Iona Craig is a British-Irish freelance investigative journalist. Since 2010 her work has focused on Yemen and the Arabian Peninsula.
Iona lived in Sana'a from 2010 through 2014 as The Times (of London) Yemen correspondent, covering Yemen’s revolution, America’s growing covert war in the country, and the civil war that began in 2014.
She regularly returns to Yemen and has repeatedly crossed the front lines to report on both sides of Yemen’s ongoing conflict and humanitarian crisis, crossing the Bab el Mandeb by boat between Djibouti and Yemen three times in 2015 to file reports for TV, radio and print from inside the two besieged cities of Aden and Taiz as well as the Houthi stronghold of Sa'ada. To date she has travelled over 10,000 miles across the country since the war began in 2014.
Her latest visit in 2020 was for three months, coinciding with the rapid spread of COVID-19, an escalation in the conflict, defunding of aid programmes, and the decleration of self-rule by the Southern Transitional Council in Aden.
Iona's work has won numerous awards, including the 2016 Orwell Prize for journalism, the United Kingdom’s most prestigious honour for political writing, and the 2014 Martha Gellhorn Prize, Britain’s leading investigative journalism award.
Her investigation for The Intercept of a Navy SEAL raid in a remote Yemeni village won the 2018 George Polk Award for foreign reporting, the most esteemed U.S. mark of distinction in international journalism after the Pulitzer Prize.
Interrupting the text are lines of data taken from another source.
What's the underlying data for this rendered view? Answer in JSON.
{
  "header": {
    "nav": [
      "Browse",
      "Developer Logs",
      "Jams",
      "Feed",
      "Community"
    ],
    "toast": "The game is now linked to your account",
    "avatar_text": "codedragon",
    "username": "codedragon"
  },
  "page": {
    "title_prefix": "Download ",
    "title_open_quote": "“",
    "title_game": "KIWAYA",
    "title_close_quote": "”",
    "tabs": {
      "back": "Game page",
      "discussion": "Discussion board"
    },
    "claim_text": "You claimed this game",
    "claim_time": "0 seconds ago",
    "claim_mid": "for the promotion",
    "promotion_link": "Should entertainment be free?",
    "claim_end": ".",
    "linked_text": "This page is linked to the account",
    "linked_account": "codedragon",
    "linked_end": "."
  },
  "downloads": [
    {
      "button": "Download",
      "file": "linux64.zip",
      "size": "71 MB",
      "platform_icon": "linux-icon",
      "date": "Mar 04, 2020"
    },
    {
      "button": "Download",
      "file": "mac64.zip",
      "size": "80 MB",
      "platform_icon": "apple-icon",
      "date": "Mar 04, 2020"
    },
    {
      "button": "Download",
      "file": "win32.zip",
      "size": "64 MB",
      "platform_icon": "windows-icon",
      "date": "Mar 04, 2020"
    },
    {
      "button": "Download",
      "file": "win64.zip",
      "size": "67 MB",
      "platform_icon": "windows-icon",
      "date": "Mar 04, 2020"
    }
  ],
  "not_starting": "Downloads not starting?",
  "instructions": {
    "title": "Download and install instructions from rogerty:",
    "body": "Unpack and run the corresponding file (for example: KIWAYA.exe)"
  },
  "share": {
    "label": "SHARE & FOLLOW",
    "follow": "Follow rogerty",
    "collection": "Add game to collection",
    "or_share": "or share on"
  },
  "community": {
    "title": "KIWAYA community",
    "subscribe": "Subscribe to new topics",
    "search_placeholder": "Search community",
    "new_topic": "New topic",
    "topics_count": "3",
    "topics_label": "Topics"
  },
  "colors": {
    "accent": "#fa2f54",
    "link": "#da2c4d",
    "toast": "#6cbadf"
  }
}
Iona has contributed to over 20 publications worldwide, shot footage for CNN and Channel 4 News as well as regularly provided analysis on multiple broadcast channels around the globe including the BBC, Democracy Now!, CNN and Sky News. She has also reported from Washington DC, Turkey, Lebanon, Djibouti, Jerusalem and the Occupied Territories.
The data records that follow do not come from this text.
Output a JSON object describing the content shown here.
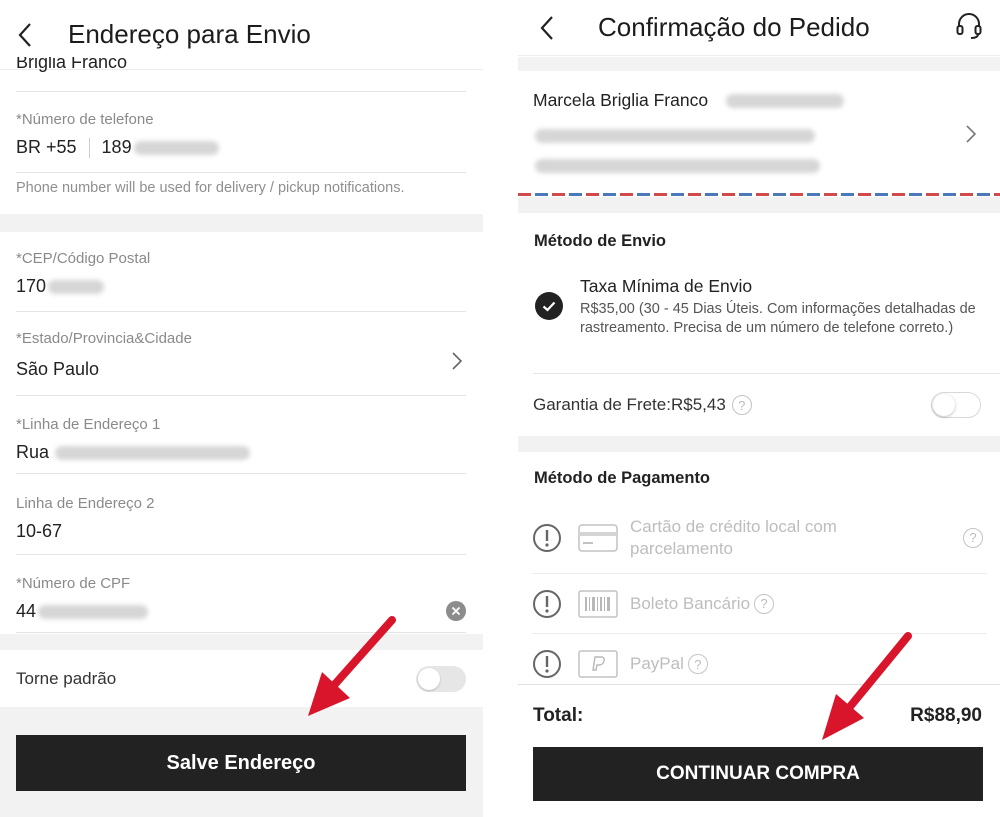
{
  "left": {
    "header_title": "Endereço para Envio",
    "top_partial_value": "Briglia Franco",
    "phone": {
      "label": "*Número de telefone",
      "country": "BR +55",
      "number_prefix": "189"
    },
    "phone_hint": "Phone number will be used for delivery / pickup notifications.",
    "cep": {
      "label": "*CEP/Código Postal",
      "value_prefix": "170"
    },
    "state": {
      "label": "*Estado/Provincia&Cidade",
      "value": "São Paulo"
    },
    "addr1": {
      "label": "*Linha de Endereço 1",
      "value_prefix": "Rua"
    },
    "addr2": {
      "label": "Linha de Endereço 2",
      "value": "10-67"
    },
    "cpf": {
      "label": "*Número de CPF",
      "value_prefix": "44"
    },
    "default_label": "Torne padrão",
    "save_label": "Salve Endereço"
  },
  "right": {
    "header_title": "Confirmação do Pedido",
    "recipient_name": "Marcela Briglia Franco",
    "shipping_title": "Método de Envio",
    "shipping_option_name": "Taxa Mínima de Envio",
    "shipping_option_desc": "R$35,00  (30 - 45 Dias Úteis. Com informações detalhadas de rastreamento. Precisa de um número de telefone correto.)",
    "guarantee_label": "Garantia de Frete:R$5,43",
    "payment_title": "Método de Pagamento",
    "payment_options": [
      {
        "label": "Cartão de crédito local com parcelamento"
      },
      {
        "label": "Boleto Bancário"
      },
      {
        "label": "PayPal"
      }
    ],
    "total_label": "Total:",
    "total_value": "R$88,90",
    "continue_label": "CONTINUAR COMPRA"
  },
  "colors": {
    "accent_arrow": "#d8152a",
    "button_bg": "#222222",
    "airmail_red": "#d04a4a",
    "airmail_blue": "#4a78b8"
  }
}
RESEARCH & OTHER PROJECTS
Beyond her journalistic work, Iona heads up the Yemen Data Project, which collates open-source data on coalition airstrikes and political violence. She is a Centre for Investigative Journalism board member, and an adivser to Declassifed UK.
In the first year of the Saudi-led air campaign in Yemen, she carried out research on air dropped bombs for Action On Armed Violence (AOAV) and later worked as a consultant for the International Crisis Group.
Most recently, she spent a year working as a co-curator for the Imperial War Museums exhibition on Yemen’s humanitarian crisis that ran in Manchester from May 2019 to the end of January 2020.
SPEAKING & WORKSHOPS
Iona has guest lectured at City University London, Arizona Sate University, the Munk School of Global Affairs in Toronto, Columbia University and Harvard, spoken at the European Parliament, the UK’s All Party Parliamentary Group on Yemen and the APPG on Drones, the British Yemeni Society, Chatham House, the
University of Pennsylvania as well as the European Council on Foreign Relations, amongst others. She has also carried out workshops and training for journalists in Yemen and the UK.
She is currently writing a book on the legacy of American foreign policy in Yemen told through the personal stories of those impacted.
Before becoming a journalist in 2008, Iona rode and trained racehorses professionally for more than a decade in the UK, Australia and Ireland. She was Britain’s youngest racehorse trainer in the mid 2000s.
Her first paid job in journalism was in 2008 with the BBC's flagship current affairs programme, Newsnight. After a two-week internship she followed the advice of the departing editor to keep turning up for two days a week.
She went on to do stints in the newsrooms of Bloomberg News, The Sunday Times, Global Radio, and at The Bureau of Investigative Journalism.
Despite now working in one of the world’s most hostile environments she struggles to make a living out of her work. Iona depends on grants, prize money and donations to fund her reporting. If you’d like to support her journalism you can make a one-time pledge using the donate button on the home page or by becoming a Patron.
IN THE PRESS
Nine years in Yemen - stories from a war reporter
Women with Balls, The Spectator
Iona Craig won a Polk Award for her investigation of a SEAL team raid that killed women and children in Yemen. Here's how she did It.
How a freelance journalist told the real story behind the U.S. Yemen raid
How Trump's Yemen raid went wrong
From racetrack to reporter: Yemen freelancer Iona Craig
Former Cheltenham student reports from Yemen
August 9, 2013
Contact Iona: firstname.lastname@example.org